So many aspects of Vaincu. Va! Live At The Western Front 1978 evoke total disbelief. That the work is the product of a solo musician – as in one person, as in one human being subjected to the same respiratory and dexterous limits as all of us; that the work is the product of a saxophone, the very same instrument whose warmth and sleekness is something of an atmospheric lubricant in the world of cocktail bar jazz; that the work was performed in 1978, when its disturbing intensity would cause even today’s most hardened audiences to feel as though the corporeal world was beginning to bend and cave into a wormhole of cyclical sound. There is nothing to grip on to – each note evaporates into the next, existing as a nanosecond spasm in between two more, existing as a point in time where the depression of one particular button meets Parker’s ever-flowing stream of circular breathing and then vanishes before it can even be acknowledged by either performer or listener.

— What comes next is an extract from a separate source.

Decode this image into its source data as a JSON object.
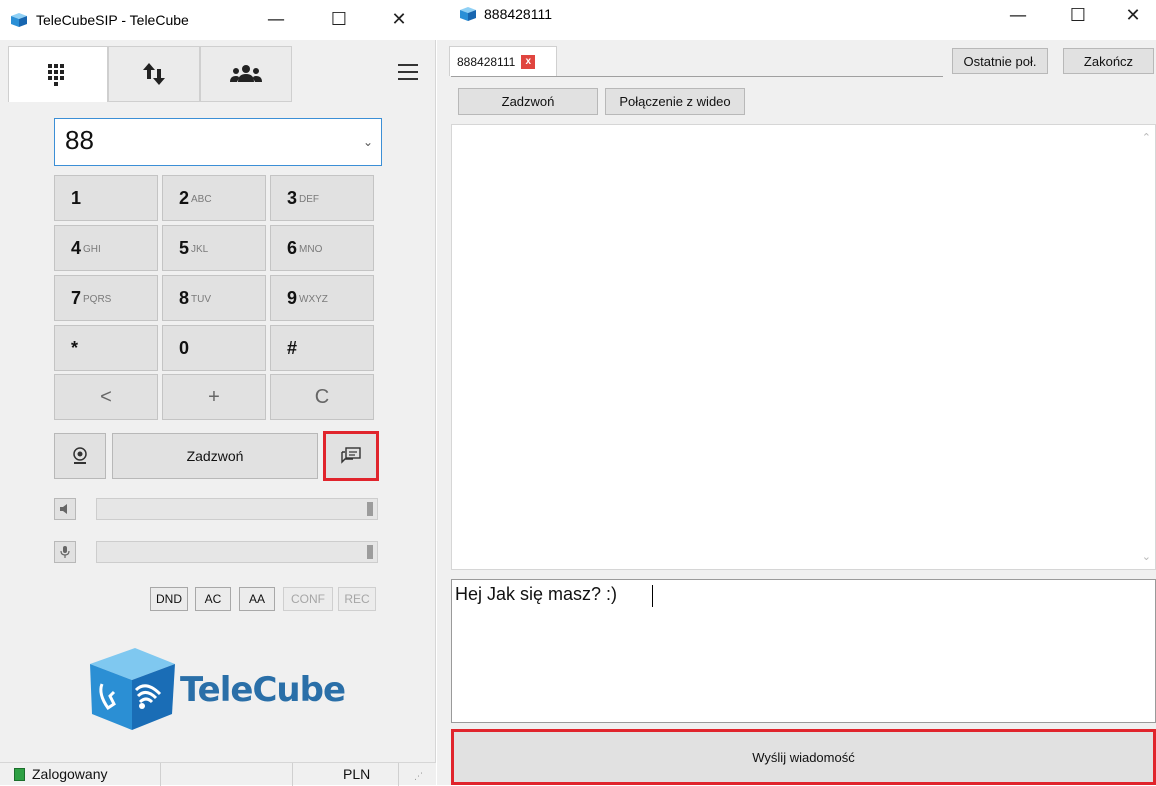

It’s like a solitary, spinning object – convulsing and writhing as a ball of tiny breath fragments, like a twirling gemstone glinting with woodwind overtone. There are a few brief moments during the first half of Vaincu. Va! where the noise stops; one imagines colour and oxygen rushing back into Parker’s face through tiny fractures in the saxophone continuum, resuming too quick for normality to re-register. Even when large blots of quiet start to appear during the second half, it isn’t enough to comprehension to settle in, and I can’t shake the image of two saxophonists on stage – one forcing out vicious squawks of overtone, the other tumbling smoothly through trails of saxophone butter. When the piece finally comes to a close, a full 34 minutes after it begins, the subsequent applause feels like falling face-first into the sand after days (or was it weeks? Years?) spent being tossed around by the sea, rendered numb to one’s own sense of orientation and any concept of the solid object.